    Or is BH4 deficiency different than the central folate deficiency found in other patients?
    Strike me lucky likes this.
  12. fdotx

    fdotx Well-Known Member

  13. Hello!

    Hello! Well-Known Member

  14. Cort

    Cort Founder of Health Rising and Phoenix Rising Staff Member

  15. Kathy Bungard

    Kathy Bungard Member

    I guess after decades of 'media abuse' it isn't surprising that Newsweek took great news and made it a footnote - in my estimation at least - and had to first stress a couple of times that it has been considered a 'psychological' problem instead of a 'real' illness for many years. Yes, thanks to the likes of Newsweek.

    Sorry, but silly me, I had hoped for more.
  16. GG

    GG Well-Known Member

    Pretty good article. Although they write CFS then CFA in this paragraph/description. Duh!

    "According to estimates, as many as 2.5 million Americans are believed to have CFS, which mostly affects women in their 30s to 50s. CFA has eight official signs and symptoms, including the central symptom of severe fatigue."

  17. Simone

    Simone Member

    Thanks for this summary, Cort. It is very encouraging to see some overlap in the findings of these studies. I'm glad to hear that you will be also looking at the Australian metabolomics studies too. I think there are some overlaps there also. Exciting times!
    rebar likes this.
  18. Issie

    Issie Well-Known Member

    My understanding is its different. I have MTHFR mutation and BH4 mutation along with others including CBS. They are in a different place in the methylation cycle and different genes are involved. MTHFR has to do with folate.

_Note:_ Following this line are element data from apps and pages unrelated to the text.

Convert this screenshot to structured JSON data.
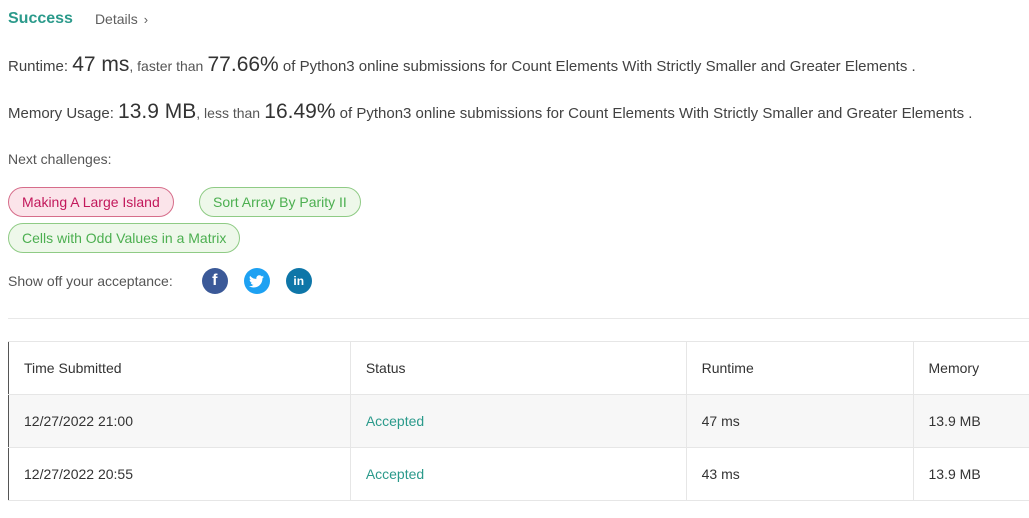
{
  "header": {
    "status": "Success",
    "details_label": "Details",
    "details_chevron": "›"
  },
  "runtime": {
    "label": "Runtime:",
    "value": "47 ms",
    "comparison": ", faster than",
    "percent": "77.66%",
    "suffix": "of Python3 online submissions for Count Elements With Strictly Smaller and Greater Elements ."
  },
  "memory": {
    "label": "Memory Usage:",
    "value": "13.9 MB",
    "comparison": ", less than",
    "percent": "16.49%",
    "suffix": "of Python3 online submissions for Count Elements With Strictly Smaller and Greater Elements ."
  },
  "next_challenges": {
    "label": "Next challenges:",
    "items": [
      {
        "label": "Making A Large Island",
        "difficulty": "hard"
      },
      {
        "label": "Sort Array By Parity II",
        "difficulty": "easy"
      },
      {
        "label": "Cells with Odd Values in a Matrix",
        "difficulty": "easy"
      }
    ]
  },
  "share": {
    "label": "Show off your acceptance:",
    "icons": [
      "facebook-icon",
      "twitter-icon",
      "linkedin-icon"
    ],
    "facebook_glyph": "f",
    "linkedin_glyph": "in"
  },
  "table": {
    "headers": [
      "Time Submitted",
      "Status",
      "Runtime",
      "Memory"
    ],
    "rows": [
      {
        "time": "12/27/2022 21:00",
        "status": "Accepted",
        "runtime": "47 ms",
        "memory": "13.9 MB"
      },
      {
        "time": "12/27/2022 20:55",
        "status": "Accepted",
        "runtime": "43 ms",
        "memory": "13.9 MB"
      }
    ]
  },
  "colors": {
    "accent": "#2b9a8b",
    "hard": "#c2185b",
    "easy": "#4caf50",
    "facebook": "#3b5998",
    "twitter": "#1da1f2",
    "linkedin": "#0e76a8"
  }
}
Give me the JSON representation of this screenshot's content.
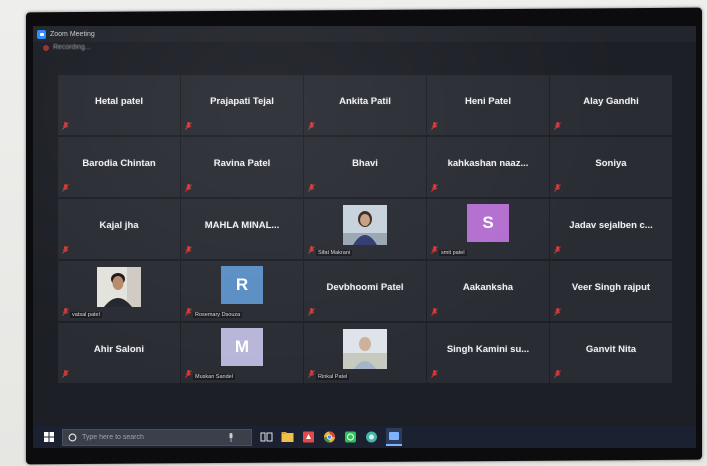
{
  "window": {
    "title": "Zoom Meeting"
  },
  "status": {
    "text": "Recording..."
  },
  "colors": {
    "zoom_blue": "#2d8cff",
    "tile_bg": "#2a2c34",
    "muted_red": "#e03a3a",
    "avatar_r": "#5a8fc4",
    "avatar_s": "#b36fcf",
    "avatar_m": "#b7b5d9"
  },
  "participants": [
    {
      "name": "Hetal patel",
      "type": "name"
    },
    {
      "name": "Prajapati Tejal",
      "type": "name"
    },
    {
      "name": "Ankita Patil",
      "type": "name"
    },
    {
      "name": "Heni Patel",
      "type": "name"
    },
    {
      "name": "Alay Gandhi",
      "type": "name"
    },
    {
      "name": "Barodia Chintan",
      "type": "name"
    },
    {
      "name": "Ravina Patel",
      "type": "name"
    },
    {
      "name": "Bhavi",
      "type": "name"
    },
    {
      "name": "kahkashan  naaz...",
      "type": "name"
    },
    {
      "name": "Soniya",
      "type": "name"
    },
    {
      "name": "Kajal jha",
      "type": "name"
    },
    {
      "name": "MAHLA  MINAL...",
      "type": "name"
    },
    {
      "name": "Sifat Makrani",
      "type": "video",
      "photo": "woman-portrait"
    },
    {
      "name": "smit patel",
      "type": "avatar",
      "letter": "S",
      "color": "#b36fcf"
    },
    {
      "name": "Jadav  sejalben  c...",
      "type": "name"
    },
    {
      "name": "vatsal patel",
      "type": "video",
      "photo": "man-portrait"
    },
    {
      "name": "Rosemary Dsouza",
      "type": "avatar",
      "letter": "R",
      "color": "#5a8fc4"
    },
    {
      "name": "Devbhoomi Patel",
      "type": "name"
    },
    {
      "name": "Aakanksha",
      "type": "name"
    },
    {
      "name": "Veer Singh rajput",
      "type": "name"
    },
    {
      "name": "Ahir Saloni",
      "type": "name"
    },
    {
      "name": "Muskan Sandel",
      "type": "avatar",
      "letter": "M",
      "color": "#b7b5d9"
    },
    {
      "name": "Rinkal Patel",
      "type": "video",
      "photo": "outdoor-portrait"
    },
    {
      "name": "Singh  Kamini  su...",
      "type": "name"
    },
    {
      "name": "Ganvit Nita",
      "type": "name"
    }
  ],
  "taskbar": {
    "search_placeholder": "Type here to search",
    "icons": [
      "start-icon",
      "task-view-icon",
      "file-explorer-icon",
      "pdf-icon",
      "chrome-icon",
      "whatsapp-icon",
      "browser-icon",
      "zoom-icon"
    ]
  }
}
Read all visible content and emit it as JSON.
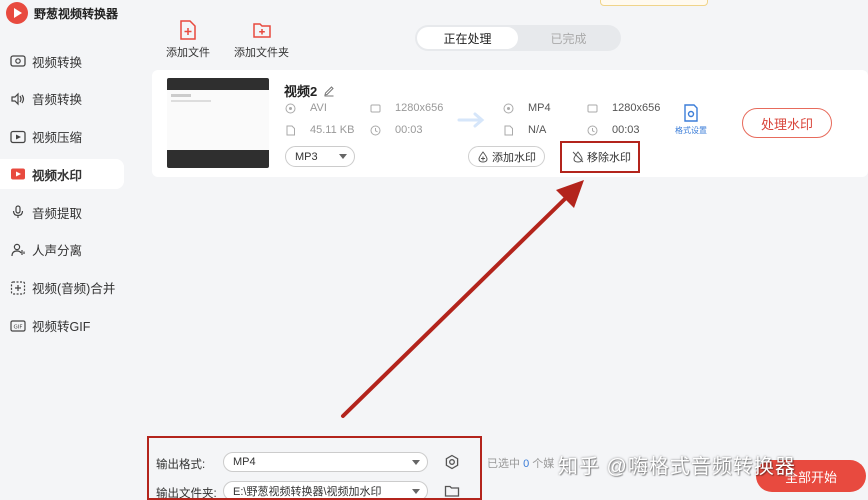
{
  "app": {
    "name": "野葱视频转换器"
  },
  "sidebar": {
    "items": [
      {
        "label": "视频转换",
        "icon": "video-convert-icon"
      },
      {
        "label": "音频转换",
        "icon": "audio-convert-icon"
      },
      {
        "label": "视频压缩",
        "icon": "video-compress-icon"
      },
      {
        "label": "视频水印",
        "icon": "video-watermark-icon",
        "active": true
      },
      {
        "label": "音频提取",
        "icon": "audio-extract-icon"
      },
      {
        "label": "人声分离",
        "icon": "voice-separate-icon"
      },
      {
        "label": "视频(音频)合并",
        "icon": "merge-icon"
      },
      {
        "label": "视频转GIF",
        "icon": "gif-icon"
      }
    ]
  },
  "toolbar": {
    "add_file": "添加文件",
    "add_folder": "添加文件夹"
  },
  "tabs": [
    {
      "label": "正在处理",
      "active": true
    },
    {
      "label": "已完成",
      "active": false
    }
  ],
  "file": {
    "name": "视频2",
    "source": {
      "format": "AVI",
      "resolution": "1280x656",
      "size": "45.11 KB",
      "duration": "00:03"
    },
    "target": {
      "format": "MP4",
      "resolution": "1280x656",
      "size": "N/A",
      "duration": "00:03"
    },
    "audio_format": "MP3",
    "add_watermark": "添加水印",
    "remove_watermark": "移除水印",
    "format_settings": "格式设置",
    "process": "处理水印"
  },
  "bottom": {
    "output_format_label": "输出格式:",
    "output_format_value": "MP4",
    "output_folder_label": "输出文件夹:",
    "output_folder_value": "E:\\野葱视频转换器\\视频加水印",
    "selected_prefix": "已选中",
    "selected_count": "0",
    "selected_suffix": "个媒",
    "start_all": "全部开始"
  },
  "overlay_watermark": "知乎 @嗨格式音频转换器",
  "colors": {
    "accent": "#e84a3f",
    "annotation": "#b3241c",
    "link": "#3b7dd8"
  }
}
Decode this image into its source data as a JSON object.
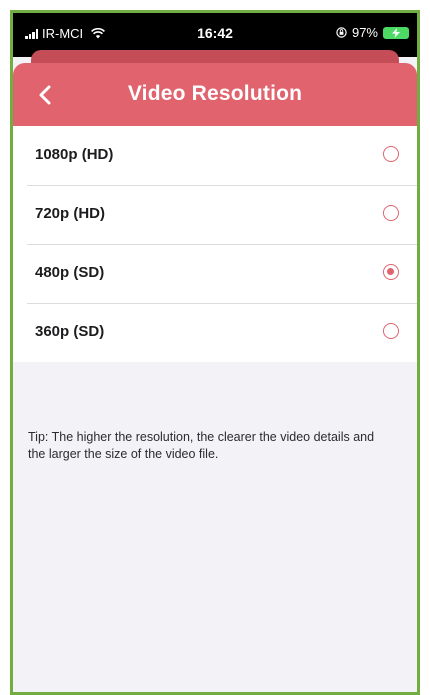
{
  "status_bar": {
    "carrier": "IR-MCI",
    "time": "16:42",
    "battery_percent": "97%",
    "icons": [
      "signal-icon",
      "wifi-icon",
      "orientation-lock-icon",
      "battery-charging-icon"
    ]
  },
  "header": {
    "title": "Video Resolution",
    "back_icon": "chevron-left-icon"
  },
  "options": [
    {
      "label": "1080p (HD)",
      "selected": false
    },
    {
      "label": "720p (HD)",
      "selected": false
    },
    {
      "label": "480p (SD)",
      "selected": true
    },
    {
      "label": "360p (SD)",
      "selected": false
    }
  ],
  "tip": "Tip: The higher the resolution, the clearer the video details and the larger the size of the video file.",
  "colors": {
    "accent": "#e0636d",
    "frame_border": "#72ad42",
    "background": "#f2f2f7",
    "battery": "#4cd964"
  }
}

CBS and BH4 can both cause issues with high ammonia. BH4 can affect many neurotransmitters.

    I'm still learning. It's pretty complex, but fascinating.

  19. Merida

    Merida Well-Known Member

    Very interesting info. Realized that I have so called Metabolic Syndrome. I have written a lot about congenital structural differences - both me and my daughter have spina bifida occulta - just a small missing section of L5 vetebra. Nevertheless, this is considered as a minor neural tube defect by experts. There are many minor congenital anomalies associated with SBO.

    So, I am wondering if the basis of the congenital structural defects is indeed due to a metabolic defect???
  20. Snow Leopard

    Snow Leopard Active Member

    Given the major studies being done on this, a meta analysis on the 5+ studies mentioned (albeit in a few years time) will be very interesting.
    Manganus likes this.